• [EXERCISE GOAL] Without including any pictures, write out the listing below exactly.

START EXERCISE MATERIAL

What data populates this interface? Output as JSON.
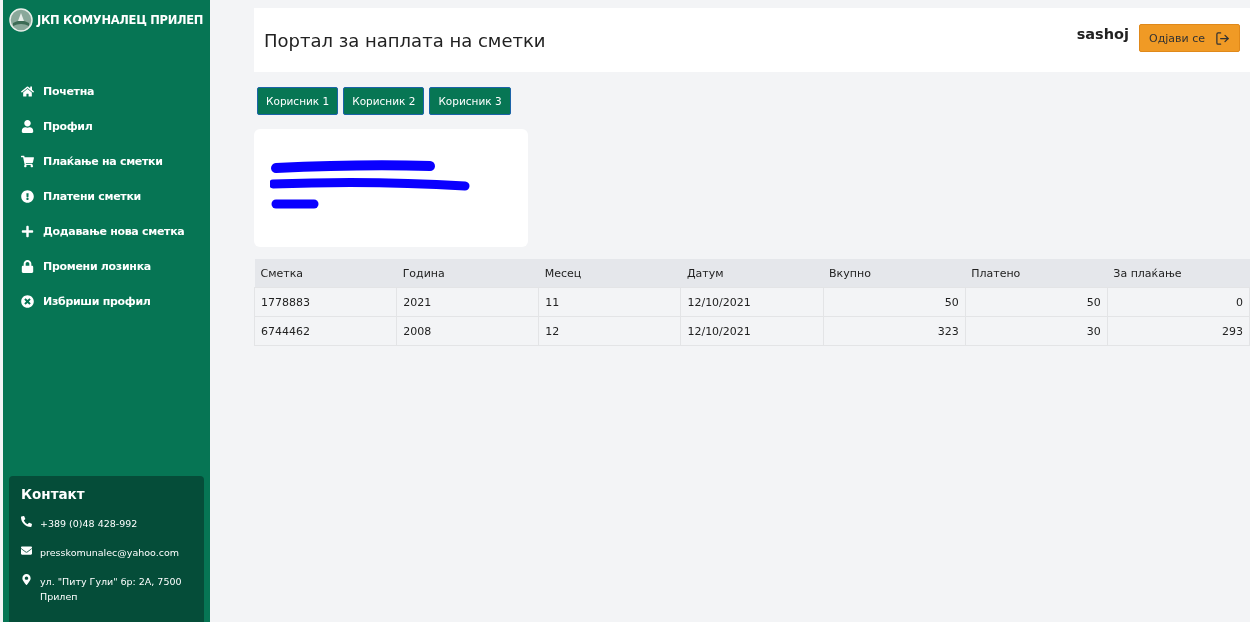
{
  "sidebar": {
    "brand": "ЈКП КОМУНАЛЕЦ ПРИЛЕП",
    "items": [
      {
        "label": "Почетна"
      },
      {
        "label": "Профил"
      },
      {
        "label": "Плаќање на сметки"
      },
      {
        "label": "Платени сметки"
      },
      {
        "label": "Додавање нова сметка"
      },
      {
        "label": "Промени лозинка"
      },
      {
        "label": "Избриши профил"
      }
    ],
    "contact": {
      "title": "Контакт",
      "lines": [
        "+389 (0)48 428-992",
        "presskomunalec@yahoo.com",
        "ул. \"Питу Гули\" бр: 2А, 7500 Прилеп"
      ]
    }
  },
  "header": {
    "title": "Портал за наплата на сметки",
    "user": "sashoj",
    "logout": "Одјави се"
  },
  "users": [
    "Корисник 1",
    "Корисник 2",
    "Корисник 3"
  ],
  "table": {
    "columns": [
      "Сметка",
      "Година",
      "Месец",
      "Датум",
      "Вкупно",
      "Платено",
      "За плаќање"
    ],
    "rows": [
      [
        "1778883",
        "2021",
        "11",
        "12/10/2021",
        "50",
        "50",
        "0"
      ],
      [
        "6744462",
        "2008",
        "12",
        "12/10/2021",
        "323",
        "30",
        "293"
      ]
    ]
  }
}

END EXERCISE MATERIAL

• [PROBLEM SOLUTION]
What data populates this interface? Output as JSON.
{
  "sidebar": {
    "brand": "ЈКП КОМУНАЛЕЦ ПРИЛЕП",
    "items": [
      {
        "label": "Почетна"
      },
      {
        "label": "Профил"
      },
      {
        "label": "Плаќање на сметки"
      },
      {
        "label": "Платени сметки"
      },
      {
        "label": "Додавање нова сметка"
      },
      {
        "label": "Промени лозинка"
      },
      {
        "label": "Избриши профил"
      }
    ],
    "contact": {
      "title": "Контакт",
      "lines": [
        "+389 (0)48 428-992",
        "presskomunalec@yahoo.com",
        "ул. \"Питу Гули\" бр: 2А, 7500 Прилеп"
      ]
    }
  },
  "header": {
    "title": "Портал за наплата на сметки",
    "user": "sashoj",
    "logout": "Одјави се"
  },
  "users": [
    "Корисник 1",
    "Корисник 2",
    "Корисник 3"
  ],
  "table": {
    "columns": [
      "Сметка",
      "Година",
      "Месец",
      "Датум",
      "Вкупно",
      "Платено",
      "За плаќање"
    ],
    "rows": [
      [
        "1778883",
        "2021",
        "11",
        "12/10/2021",
        "50",
        "50",
        "0"
      ],
      [
        "6744462",
        "2008",
        "12",
        "12/10/2021",
        "323",
        "30",
        "293"
      ]
    ]
  }
}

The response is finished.